#### [Records for the exercise]

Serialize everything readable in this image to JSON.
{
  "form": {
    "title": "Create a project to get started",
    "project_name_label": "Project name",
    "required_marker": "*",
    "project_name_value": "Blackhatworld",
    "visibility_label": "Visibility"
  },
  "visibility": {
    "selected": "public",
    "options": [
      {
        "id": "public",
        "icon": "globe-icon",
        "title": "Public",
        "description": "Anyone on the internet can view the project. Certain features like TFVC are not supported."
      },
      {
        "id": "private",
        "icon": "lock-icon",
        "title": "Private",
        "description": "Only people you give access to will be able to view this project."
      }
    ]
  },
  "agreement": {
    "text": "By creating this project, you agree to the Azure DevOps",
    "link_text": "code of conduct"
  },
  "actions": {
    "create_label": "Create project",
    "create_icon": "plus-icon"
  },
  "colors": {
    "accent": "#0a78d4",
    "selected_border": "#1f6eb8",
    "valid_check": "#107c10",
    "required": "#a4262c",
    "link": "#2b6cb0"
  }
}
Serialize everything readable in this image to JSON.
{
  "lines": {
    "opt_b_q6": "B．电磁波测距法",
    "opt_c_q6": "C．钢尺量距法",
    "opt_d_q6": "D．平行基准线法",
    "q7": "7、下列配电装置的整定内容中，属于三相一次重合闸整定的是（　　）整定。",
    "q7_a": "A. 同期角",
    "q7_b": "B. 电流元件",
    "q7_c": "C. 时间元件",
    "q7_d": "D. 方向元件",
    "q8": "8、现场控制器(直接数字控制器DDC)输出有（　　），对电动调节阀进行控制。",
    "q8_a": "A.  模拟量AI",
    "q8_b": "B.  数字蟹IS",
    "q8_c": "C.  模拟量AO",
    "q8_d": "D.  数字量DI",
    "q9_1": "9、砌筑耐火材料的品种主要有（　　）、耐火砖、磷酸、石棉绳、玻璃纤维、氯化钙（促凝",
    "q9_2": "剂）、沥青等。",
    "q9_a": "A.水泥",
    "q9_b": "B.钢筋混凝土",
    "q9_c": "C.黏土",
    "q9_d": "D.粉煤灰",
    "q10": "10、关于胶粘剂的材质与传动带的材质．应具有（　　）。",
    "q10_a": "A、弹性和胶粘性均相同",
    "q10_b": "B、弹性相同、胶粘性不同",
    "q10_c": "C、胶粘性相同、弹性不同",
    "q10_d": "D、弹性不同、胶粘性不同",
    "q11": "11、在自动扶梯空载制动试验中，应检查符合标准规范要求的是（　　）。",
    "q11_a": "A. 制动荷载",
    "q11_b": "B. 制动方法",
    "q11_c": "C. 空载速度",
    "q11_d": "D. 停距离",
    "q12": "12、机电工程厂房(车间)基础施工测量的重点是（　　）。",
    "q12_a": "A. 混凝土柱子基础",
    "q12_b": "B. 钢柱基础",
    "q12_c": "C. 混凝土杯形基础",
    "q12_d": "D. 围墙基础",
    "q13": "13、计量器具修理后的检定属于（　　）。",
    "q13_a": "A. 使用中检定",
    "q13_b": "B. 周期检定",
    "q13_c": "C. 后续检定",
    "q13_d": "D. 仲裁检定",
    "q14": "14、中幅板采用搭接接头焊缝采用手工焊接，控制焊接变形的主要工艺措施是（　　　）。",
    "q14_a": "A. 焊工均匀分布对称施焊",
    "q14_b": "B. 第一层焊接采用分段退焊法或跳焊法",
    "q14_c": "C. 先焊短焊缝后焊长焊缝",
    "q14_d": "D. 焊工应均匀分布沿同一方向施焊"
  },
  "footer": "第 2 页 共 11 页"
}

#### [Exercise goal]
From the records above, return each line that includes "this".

#### [Task answer]
Serialize everything readable in this image to JSON.
        "description": "Only people you give access to will be able to view this project."
    "text": "By creating this project, you agree to the Azure DevOps",
Serialize everything readable in this image to JSON.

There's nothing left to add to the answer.